GERMANY: Siemens Energy and German energy provider Vattenfall Wärme Berlin AG have signed an agreement to demonstrate and trial a new large-scale, high-temperature heat pump in Berlin.
Under the Qwark³ (Quartiers-Wärme-Kraft-Kälte-Kopplung or coupling of district heating, power and cooling) project, they will test the use of the technology for the first time at Berlin’s Potsdamer Platz.
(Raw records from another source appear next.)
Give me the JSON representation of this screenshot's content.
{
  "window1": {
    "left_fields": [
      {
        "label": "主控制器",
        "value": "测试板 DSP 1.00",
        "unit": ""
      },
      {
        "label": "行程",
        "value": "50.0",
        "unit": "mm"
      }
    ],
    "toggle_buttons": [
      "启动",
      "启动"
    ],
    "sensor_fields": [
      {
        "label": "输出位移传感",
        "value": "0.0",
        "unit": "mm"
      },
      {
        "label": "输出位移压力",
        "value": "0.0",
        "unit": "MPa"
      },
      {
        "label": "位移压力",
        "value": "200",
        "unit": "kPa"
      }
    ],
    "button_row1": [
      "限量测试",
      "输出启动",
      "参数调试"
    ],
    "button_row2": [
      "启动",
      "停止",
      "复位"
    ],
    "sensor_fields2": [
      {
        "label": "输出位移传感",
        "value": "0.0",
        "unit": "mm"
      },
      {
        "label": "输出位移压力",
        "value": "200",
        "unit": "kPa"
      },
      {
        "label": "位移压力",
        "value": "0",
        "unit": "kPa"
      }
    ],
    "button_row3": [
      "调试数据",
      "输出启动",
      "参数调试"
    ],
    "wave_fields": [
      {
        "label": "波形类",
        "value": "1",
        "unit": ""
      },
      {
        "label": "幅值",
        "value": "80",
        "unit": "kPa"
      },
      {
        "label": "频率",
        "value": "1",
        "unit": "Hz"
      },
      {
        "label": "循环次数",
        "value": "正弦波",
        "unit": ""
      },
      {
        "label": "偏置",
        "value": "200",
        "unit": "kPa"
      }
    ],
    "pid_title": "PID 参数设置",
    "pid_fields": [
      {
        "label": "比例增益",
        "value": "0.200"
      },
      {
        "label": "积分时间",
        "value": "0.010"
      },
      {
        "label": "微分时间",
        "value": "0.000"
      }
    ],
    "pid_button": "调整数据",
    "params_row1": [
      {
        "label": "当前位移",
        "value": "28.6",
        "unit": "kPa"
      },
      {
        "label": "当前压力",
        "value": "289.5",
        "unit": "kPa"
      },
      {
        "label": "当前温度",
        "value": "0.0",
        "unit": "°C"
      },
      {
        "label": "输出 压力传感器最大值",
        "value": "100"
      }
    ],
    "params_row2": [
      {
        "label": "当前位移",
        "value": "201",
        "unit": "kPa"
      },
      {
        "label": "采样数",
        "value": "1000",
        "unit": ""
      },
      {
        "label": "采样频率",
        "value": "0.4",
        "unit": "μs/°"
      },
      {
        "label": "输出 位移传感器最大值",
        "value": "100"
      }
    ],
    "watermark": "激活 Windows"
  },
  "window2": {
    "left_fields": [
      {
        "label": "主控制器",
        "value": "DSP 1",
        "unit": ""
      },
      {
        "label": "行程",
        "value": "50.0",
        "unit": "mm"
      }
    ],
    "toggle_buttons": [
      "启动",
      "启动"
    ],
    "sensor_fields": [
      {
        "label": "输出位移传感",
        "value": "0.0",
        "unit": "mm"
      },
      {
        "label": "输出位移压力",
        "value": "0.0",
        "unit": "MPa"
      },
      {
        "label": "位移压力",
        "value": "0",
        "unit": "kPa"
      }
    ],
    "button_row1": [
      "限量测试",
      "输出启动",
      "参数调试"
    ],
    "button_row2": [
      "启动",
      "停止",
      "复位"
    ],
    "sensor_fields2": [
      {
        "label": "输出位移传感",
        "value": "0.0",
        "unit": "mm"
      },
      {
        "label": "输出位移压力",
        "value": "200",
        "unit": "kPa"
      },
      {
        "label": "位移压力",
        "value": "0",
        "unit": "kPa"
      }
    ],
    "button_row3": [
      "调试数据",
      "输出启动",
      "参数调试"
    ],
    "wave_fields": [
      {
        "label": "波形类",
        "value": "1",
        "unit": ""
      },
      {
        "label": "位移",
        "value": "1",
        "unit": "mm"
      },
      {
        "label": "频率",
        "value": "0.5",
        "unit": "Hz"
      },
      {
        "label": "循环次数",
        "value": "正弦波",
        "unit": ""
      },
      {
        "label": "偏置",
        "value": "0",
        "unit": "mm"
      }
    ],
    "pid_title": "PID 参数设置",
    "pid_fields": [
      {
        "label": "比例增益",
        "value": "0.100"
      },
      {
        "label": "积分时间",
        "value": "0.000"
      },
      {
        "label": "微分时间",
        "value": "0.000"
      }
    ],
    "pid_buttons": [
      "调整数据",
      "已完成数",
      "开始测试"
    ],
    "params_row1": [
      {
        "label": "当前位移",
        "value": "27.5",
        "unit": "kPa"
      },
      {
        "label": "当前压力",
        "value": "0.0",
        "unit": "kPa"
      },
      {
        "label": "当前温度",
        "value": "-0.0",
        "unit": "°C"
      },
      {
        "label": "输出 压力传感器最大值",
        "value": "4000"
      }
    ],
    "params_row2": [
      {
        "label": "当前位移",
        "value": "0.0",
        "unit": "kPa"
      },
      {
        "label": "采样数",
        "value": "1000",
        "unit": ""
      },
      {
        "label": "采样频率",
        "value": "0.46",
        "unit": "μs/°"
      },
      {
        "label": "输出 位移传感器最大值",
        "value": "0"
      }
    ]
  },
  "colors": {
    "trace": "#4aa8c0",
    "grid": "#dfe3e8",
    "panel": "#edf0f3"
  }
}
The scheme will use waste heat and electricity from renewables, and feed it into Berlin’s district heating network.
The project is funded by the German Ministry of Economic Affairs and Energy as part of its 7th Energy Research Programme: The aim of the pilot project is to establish robust claims regarding the technical and economic potential of generating heat using large-scale and high-temperature heat pumps.
The cooling plant on Potsdamer Platz has been supplying cooling power to some 12,000 offices, 1,000 housing units, and numerous cultural facilities in the vicinity since 1997. Unused waste heat was previously ejected into the surrounding air via cooling towers.
The use of the heat pump will substantially reduce the amount of heat being dissipated into the environment and provide additional heat for the district heating network, amounting to about 55GWh per year, with an estimated annual saving of about 6,500 tonnes of CO2 emissions and 120,000m³ of cooling water.
Siemens Energy’s 8MW high-temperature heat pump will be capable of delivering flow temperatures in the district heating network of between 85°C and about 120°C, depending on ambient conditions.
“If we want to achieve the transition to a new energy mix in the cities and rely more on the potential of renewables, we need to take an integrated view of heating, cooling, and the electricity supply,” commented Tanja Wielgoss, CEO of Vattenfall Wärme Berlin AG. “That’s the only way we can make the best possible use of the available resources.”
“Decarbonising our heating supply is a key precondition for successfully achieving the objectives of the Paris Accords,” said Siemens Energy executive board member Jochen Eickholt. “Largescale heat pumps can play an important part in the medium to long-term conversion of our heating supply system.”